Individual differences in human-computer interaction

Technical devices can be used most effectively to support learning processes if they take into account that different people use them in different ways. I am particularly interested in how user-related factors such as age, gender, affinity for technology or neurodiversity influence human-technology interaction and interplay with system characteristics. The resulting evidence can benefit the design of assistive technologies.

Supporting socio-emotional interaction in autism (2021 – present)
Being part of daily work situations can be challenging for people with neurodiverse perception and interpretation of socio-emotional interactions, being highly prevalent, e.g., in autism. By developing a novel training system, building up competences in the understanding of own and other emotional states should be supported. The system captures brain signals and converts derived emotional states into tangible sensory perceptions. A tactile output enables to understand the emotional state of oneself and the interacting counterpart. A virtual environment provides a safe training space that can precisely support users’ needs. Our approach aims at contributing to social awareness and promoting empathy and mutual understanding in society.

Memory training with a virtual agent (reported in Wirzberger et al., 2019)

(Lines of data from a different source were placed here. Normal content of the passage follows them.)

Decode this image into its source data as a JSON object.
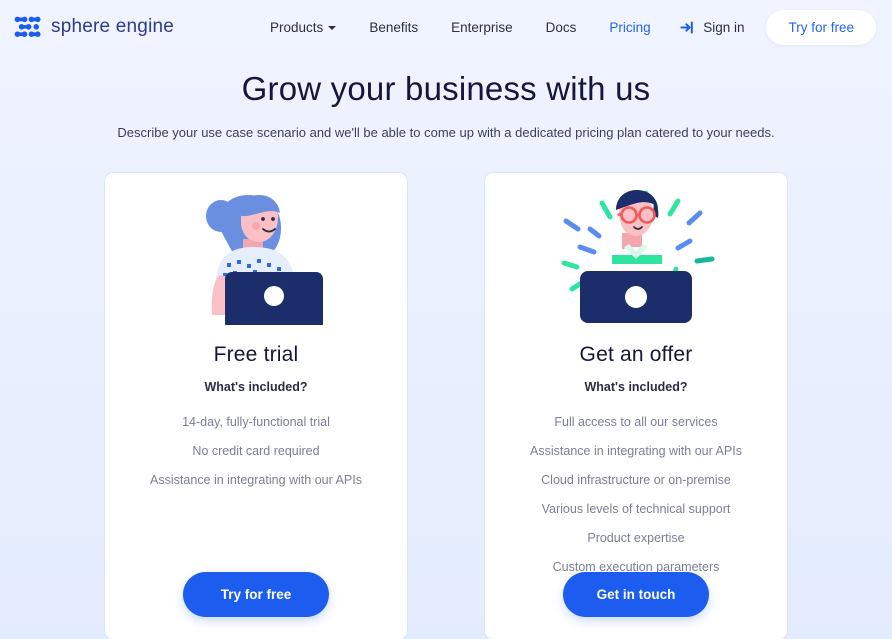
{
  "nav": {
    "brand": "sphere engine",
    "brand_icon": "sphere-engine-logo-icon",
    "links": [
      {
        "label": "Products",
        "active": false,
        "has_caret": true
      },
      {
        "label": "Benefits",
        "active": false,
        "has_caret": false
      },
      {
        "label": "Enterprise",
        "active": false,
        "has_caret": false
      },
      {
        "label": "Docs",
        "active": false,
        "has_caret": false
      },
      {
        "label": "Pricing",
        "active": true,
        "has_caret": false
      }
    ],
    "signin_label": "Sign in",
    "signin_icon": "login-arrow-icon",
    "try_label": "Try for free"
  },
  "hero": {
    "title": "Grow your business with us",
    "subtitle": "Describe your use case scenario and we'll be able to come up with a dedicated pricing plan catered to your needs."
  },
  "cards": [
    {
      "illustration": "woman-at-laptop-illustration",
      "title": "Free trial",
      "subtitle": "What's included?",
      "features": [
        "14-day, fully-functional trial",
        "No credit card required",
        "Assistance in integrating with our APIs"
      ],
      "cta_label": "Try for free"
    },
    {
      "illustration": "man-with-glasses-at-laptop-illustration",
      "title": "Get an offer",
      "subtitle": "What's included?",
      "features": [
        "Full access to all our services",
        "Assistance in integrating with our APIs",
        "Cloud infrastructure or on-premise",
        "Various levels of technical support",
        "Product expertise",
        "Custom execution parameters"
      ],
      "cta_label": "Get in touch"
    }
  ],
  "colors": {
    "brand_blue": "#2563f0",
    "cta_blue": "#1c5df0",
    "page_bg_top": "#f0f4ff",
    "page_bg_bottom": "#e3ecfd",
    "card_bg": "#ffffff",
    "card_border": "#dbe5fa",
    "heading": "#15173a",
    "muted_text": "#7b7f95",
    "logo_navy": "#2e3a8c",
    "illus_navy": "#1b2d6b",
    "illus_green": "#2ee5a0",
    "illus_pink": "#f6b8c6",
    "illus_hair_blue": "#6b8fe0",
    "illus_coral": "#ef5a5a"
  }
}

Delayed system response in a virtual memory training (2016 – 2018)
In an interdisciplinary cooperation with colleagues from the chair of Computer Engineering and the chair of Computer Graphics and Visualization at the TU Chemnitz, we developed a computer-based memory training. It is operated via spoken dialogues, teaches the well-known “method of loci” (also known as “memory palace technique”) and features a virtual agent as a trainer. It served as a use-case for testing effects of system-induced delays on cognitive performance while taking into account individual differences. We explored the emerging effects in two Wizard-of-Oz studies with students (Wirzberger, Schmidt, Rey, & Hardt, 2017) and elderly participants (Wirzberger, Schmidt, Georgi, Hardt, Brunnett, & Rey, 2019). Results indicate a trade-off between individual preferences and cognitive effects when obtaining optimal system response times. Next steps involve the test of alternative training scenarios, the technical implementation, and comprehensive user tests with the working system.

Related publications

  • *Wirzberger, M., *Schmidt, R., Georgi, M., Hardt, W., Brunnett, G., & Rey, G. D. (2019). Effects of system response delays on elderly humans’ cognitive performance in a virtual training scenario. Scientific Reports, 9:8291. *Authors share first authorship
  • Wirzberger, M., Schmidt, R., Georgi, M., Hardt, W., Brunnett, G., & Rey, G. D. (2018). Influences of system response delay on elderly participants’ performance in a virtual memory training. In R. Wiczorek, D. Manzey, L. Onnasch, K. Brookhuis, A. Toffetti, & D. de Waard (Eds.), Annual Meeting of the Europe Chapter of the Human Factors and Ergonomics Society 2018, Technology for an Aging Society, Book of Abstracts (p. 42). Berlin.
  • Wirzberger, M., Schmidt, R., Rey, G. D., & Hardt, W. (2017). Auswirkung systeminduzierter Delays auf die menschliche Gedächtnisleistung in einem virtuellen agentenbasierten Trainingssetting [Influence of system-induced delays on human memory performance in a virtual agent-based training scenario]. In M. Eibl, & M. Gaedke (Eds.). INFORMATIK 2017, Lecture Notes in Informatics (LNI) (pp. 2287-2294). Bonn: Gesellschaft für Informatik.